Once you’re at Cafe Du Monde, it’s a short walk to a gorgeous fried oyster po’ boy at K-Paul’s Louisiana Kitchen and then the revered Gumbo Shop. Grab a heaping bowl of seafood gumbo or the even-better crawfish etouffee and eat it slow.
Sugar and chicory spice and everything nice. (Photo: Viewminder/Flickr)
Casper gets brisket from Franklin Barbecue (lauded as America’s best by Bon Appétit), which he uses to make sliders with Kings Hawaiian bread. If you can endure waking up early and standing in line for what can be more than an hour, pitmaster Aaron Franklin’s brisket, ribs, sausage, and pulled pork will remind you why no-frills Texas barbecue is better than any other slow-cooked meat in the world.
Austin also has a thriving food truck scene. Top Chef winner Paul Qui’s Eastside King serves pork-belly buns and Thai fried chicken while the vintage airstream trailer of Gourdough’s Big. Fat. Donuts. offers over-the-top fried-to-order dough bombs topped with both savory and sweet options. Standouts include the Funky Monkey (grilled bananas, cream-cheese icing, brown sugar) and Flying Pig (bacon with maple syrup icing).
Pork belly buns at East Side King. (Photo: East Side King/Facebook)
In the final act of the film, Casper makes a triumphant return to L.A., where he parks at the food-truck lot outside The Brig bar on Venice’s Abbot Kinney Boulevard. Choi’s Kogi BBQ truck, still dazzling huge crowds with its Korean-Mexican tacos, parks there often. And on Abbot Kinney First Fridays, Kogi is joined by trucks like Border Grill (modern Mex) and Lobsta Truck (lobster rolls). It’s a great way to sample a lot of the city’s best food — like a crisp charred slice of squash blossom pizza (with burrata, zucchini, and cherry tomatoes) at nearby Gjelina Take Away.
Roy Choi and the Kogi BBQ truck. (Photo: Corbis Outline)

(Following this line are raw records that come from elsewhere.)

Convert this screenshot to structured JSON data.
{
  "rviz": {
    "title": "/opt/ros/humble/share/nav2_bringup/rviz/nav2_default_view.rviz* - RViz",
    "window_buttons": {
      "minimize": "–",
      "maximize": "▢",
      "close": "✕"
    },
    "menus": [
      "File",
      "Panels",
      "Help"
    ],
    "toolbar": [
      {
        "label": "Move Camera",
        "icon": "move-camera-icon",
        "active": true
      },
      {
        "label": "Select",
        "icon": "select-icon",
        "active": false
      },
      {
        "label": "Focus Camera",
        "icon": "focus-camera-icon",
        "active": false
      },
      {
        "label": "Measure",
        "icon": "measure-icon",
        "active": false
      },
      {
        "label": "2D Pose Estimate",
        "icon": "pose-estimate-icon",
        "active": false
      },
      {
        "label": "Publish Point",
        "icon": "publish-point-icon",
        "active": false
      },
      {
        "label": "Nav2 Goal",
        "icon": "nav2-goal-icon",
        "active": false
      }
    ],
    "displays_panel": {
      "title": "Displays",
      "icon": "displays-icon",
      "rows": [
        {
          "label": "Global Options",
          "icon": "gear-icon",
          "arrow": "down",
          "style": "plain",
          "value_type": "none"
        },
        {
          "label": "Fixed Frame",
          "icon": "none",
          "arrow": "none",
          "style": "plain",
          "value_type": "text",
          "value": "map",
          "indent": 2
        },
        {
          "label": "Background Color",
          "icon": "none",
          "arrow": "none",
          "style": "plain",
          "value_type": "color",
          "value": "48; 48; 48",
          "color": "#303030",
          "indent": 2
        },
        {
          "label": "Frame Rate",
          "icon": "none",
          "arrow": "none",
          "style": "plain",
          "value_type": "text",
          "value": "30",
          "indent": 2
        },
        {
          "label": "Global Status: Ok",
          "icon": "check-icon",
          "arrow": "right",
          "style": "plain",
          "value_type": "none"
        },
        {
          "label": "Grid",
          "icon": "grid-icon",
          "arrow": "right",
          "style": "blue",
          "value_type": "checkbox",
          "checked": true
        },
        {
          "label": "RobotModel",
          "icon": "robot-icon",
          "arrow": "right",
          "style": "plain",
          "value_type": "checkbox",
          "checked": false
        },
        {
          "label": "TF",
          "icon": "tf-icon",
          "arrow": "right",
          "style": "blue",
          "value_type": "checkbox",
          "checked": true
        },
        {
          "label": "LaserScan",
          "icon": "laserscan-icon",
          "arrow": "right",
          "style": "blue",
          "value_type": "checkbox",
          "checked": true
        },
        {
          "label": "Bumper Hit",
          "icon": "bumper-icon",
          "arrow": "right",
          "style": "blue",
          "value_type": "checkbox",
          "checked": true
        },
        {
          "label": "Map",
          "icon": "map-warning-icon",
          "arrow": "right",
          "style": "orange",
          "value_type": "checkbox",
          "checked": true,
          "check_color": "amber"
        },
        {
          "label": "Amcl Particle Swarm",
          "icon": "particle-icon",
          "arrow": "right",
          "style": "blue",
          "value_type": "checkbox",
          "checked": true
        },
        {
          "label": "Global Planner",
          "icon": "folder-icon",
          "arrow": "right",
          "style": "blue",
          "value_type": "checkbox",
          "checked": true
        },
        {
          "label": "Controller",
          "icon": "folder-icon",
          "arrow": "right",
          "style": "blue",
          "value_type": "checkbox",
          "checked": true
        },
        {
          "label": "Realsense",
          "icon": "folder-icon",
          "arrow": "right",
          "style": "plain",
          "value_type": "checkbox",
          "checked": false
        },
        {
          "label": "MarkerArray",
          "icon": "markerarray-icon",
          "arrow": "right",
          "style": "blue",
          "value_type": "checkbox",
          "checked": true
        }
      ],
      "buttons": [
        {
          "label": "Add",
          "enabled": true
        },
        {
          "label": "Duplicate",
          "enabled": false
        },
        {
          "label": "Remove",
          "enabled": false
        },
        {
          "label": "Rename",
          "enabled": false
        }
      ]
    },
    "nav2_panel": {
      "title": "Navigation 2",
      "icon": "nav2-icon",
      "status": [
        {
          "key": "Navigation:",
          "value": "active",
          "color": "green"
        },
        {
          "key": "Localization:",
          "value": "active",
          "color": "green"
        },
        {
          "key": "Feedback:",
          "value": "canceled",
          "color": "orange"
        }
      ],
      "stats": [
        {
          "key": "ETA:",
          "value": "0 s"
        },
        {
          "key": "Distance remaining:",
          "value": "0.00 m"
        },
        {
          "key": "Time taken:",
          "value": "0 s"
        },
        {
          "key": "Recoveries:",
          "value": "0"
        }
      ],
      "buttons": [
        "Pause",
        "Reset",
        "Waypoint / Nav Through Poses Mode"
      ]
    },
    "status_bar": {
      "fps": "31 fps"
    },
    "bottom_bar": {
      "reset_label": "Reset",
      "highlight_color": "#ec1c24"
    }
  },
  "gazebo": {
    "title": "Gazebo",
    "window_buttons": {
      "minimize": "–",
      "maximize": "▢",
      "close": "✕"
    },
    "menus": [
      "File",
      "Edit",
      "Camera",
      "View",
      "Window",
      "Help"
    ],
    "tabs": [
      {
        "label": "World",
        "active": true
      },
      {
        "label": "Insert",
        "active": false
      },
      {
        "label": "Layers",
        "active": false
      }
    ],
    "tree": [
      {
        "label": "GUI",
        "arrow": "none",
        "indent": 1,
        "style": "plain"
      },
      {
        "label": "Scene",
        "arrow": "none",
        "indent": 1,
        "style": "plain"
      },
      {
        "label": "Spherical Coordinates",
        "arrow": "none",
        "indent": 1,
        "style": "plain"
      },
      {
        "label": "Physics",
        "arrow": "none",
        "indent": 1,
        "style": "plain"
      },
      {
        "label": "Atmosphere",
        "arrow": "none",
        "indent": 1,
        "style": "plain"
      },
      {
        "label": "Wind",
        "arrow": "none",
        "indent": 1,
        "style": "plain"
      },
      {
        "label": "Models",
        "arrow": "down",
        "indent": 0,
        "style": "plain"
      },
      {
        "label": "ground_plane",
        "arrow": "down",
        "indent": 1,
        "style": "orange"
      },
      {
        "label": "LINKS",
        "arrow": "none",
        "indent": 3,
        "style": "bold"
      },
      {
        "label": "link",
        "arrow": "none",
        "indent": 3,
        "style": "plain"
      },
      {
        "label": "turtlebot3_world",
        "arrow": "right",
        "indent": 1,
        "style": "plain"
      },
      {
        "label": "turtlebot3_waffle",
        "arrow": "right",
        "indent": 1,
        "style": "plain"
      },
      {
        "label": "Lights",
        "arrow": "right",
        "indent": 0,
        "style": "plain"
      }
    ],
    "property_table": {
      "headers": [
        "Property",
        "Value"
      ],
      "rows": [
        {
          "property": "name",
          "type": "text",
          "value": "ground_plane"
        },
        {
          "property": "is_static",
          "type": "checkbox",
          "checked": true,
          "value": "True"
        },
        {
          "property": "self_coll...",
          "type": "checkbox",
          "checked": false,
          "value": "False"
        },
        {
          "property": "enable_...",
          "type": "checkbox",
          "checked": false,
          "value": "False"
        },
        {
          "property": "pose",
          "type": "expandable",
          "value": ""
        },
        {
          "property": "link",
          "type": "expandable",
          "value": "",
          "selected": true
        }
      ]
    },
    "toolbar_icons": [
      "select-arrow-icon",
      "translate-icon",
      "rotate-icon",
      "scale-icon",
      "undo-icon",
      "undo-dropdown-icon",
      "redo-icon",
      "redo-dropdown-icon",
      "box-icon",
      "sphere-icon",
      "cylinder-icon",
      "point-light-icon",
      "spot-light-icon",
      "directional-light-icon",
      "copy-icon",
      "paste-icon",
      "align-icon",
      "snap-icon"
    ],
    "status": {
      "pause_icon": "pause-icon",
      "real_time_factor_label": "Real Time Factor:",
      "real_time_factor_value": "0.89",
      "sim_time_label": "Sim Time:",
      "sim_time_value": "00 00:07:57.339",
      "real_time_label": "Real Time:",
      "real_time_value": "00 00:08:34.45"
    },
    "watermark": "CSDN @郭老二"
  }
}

Given Choi’s involvement with the movie, it’d be best to involve yourself with his other restaurants, besides Kogi. Nearby in Venice, Sunny Spot serves Caribbean-inspired food plus a Sunday brunch featuring Cuban tortas and unlimited rum punch. Not far in Culver City, the chef has just started all-you-can-eat pancakes (six options, including one with fried chicken) for weekend brunch and Monday dinner at A-Frame. The restaurant’s “cracklin’” beer can chicken (with kimchi, red and green salsa, and a century egg) and loco-moco style Westside plate lunch are fantastic, too.
Rum punch Sunday brunch at Sunny Spot in Venice. (Photo: Sunny Spot)
To come full circle, the scenes at the restaurant Casper leaves were shot at Hatfield’s in Hollywood, a fine-dining destination with a seasonal prix fixe that currently includes kanpachi sashimi and 36-hour short ribs. Proprietors Quinn and Karen Hatfield have a Michelin star, but they’re hardly snooty. They also run Sycamore Kitchen, a low-key bakery/cafe on La Brea Avenue with a salted caramel pecan babka roll that would be welcome on our plate — or in in any food truck — any day.
Seasonal prix fixe, year-round gorgeous at Hatfield’s in Hollywood. (Photo: Hatfield’s)
Andy Wang is founder of Consortium Projects HQ, a custom publishing firm specializing in luxury real estate, destinations, and food.